◆ **YOUR ASSIGNMENT**
Search the records for the string "JSON", and show each line where it appears.

..........

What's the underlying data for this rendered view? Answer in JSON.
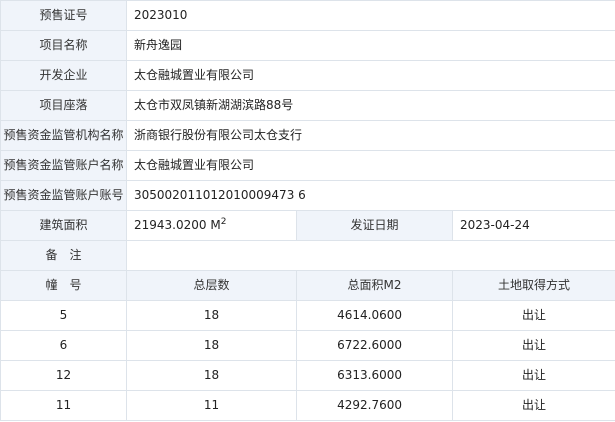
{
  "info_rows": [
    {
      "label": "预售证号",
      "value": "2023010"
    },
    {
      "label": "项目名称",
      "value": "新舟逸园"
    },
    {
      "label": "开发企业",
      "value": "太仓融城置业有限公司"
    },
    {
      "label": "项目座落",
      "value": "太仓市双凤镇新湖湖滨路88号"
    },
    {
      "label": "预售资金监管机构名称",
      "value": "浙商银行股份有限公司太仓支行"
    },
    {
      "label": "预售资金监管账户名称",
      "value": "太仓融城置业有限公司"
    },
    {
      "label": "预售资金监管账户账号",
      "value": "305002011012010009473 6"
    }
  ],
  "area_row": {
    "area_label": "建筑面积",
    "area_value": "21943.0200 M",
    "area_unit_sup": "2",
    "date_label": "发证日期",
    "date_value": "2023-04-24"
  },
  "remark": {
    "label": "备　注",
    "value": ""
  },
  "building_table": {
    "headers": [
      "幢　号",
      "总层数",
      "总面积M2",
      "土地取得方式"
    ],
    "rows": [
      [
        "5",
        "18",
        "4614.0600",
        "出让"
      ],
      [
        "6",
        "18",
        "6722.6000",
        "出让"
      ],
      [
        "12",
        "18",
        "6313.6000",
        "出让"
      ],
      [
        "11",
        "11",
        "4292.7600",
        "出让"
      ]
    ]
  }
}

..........

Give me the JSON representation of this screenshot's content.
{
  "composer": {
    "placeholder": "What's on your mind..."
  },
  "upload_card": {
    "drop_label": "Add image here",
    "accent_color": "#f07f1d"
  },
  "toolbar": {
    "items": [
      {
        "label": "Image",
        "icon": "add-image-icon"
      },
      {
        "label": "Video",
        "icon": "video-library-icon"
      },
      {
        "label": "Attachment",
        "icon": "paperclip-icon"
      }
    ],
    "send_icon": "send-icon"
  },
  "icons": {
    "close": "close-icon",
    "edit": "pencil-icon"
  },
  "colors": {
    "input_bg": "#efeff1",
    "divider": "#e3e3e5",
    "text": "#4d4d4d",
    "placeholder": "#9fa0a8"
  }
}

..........

◆ **SOLUTION**
What's the underlying data for this rendered view? Answer in JSON.
Give me the JSON representation of this screenshot's content.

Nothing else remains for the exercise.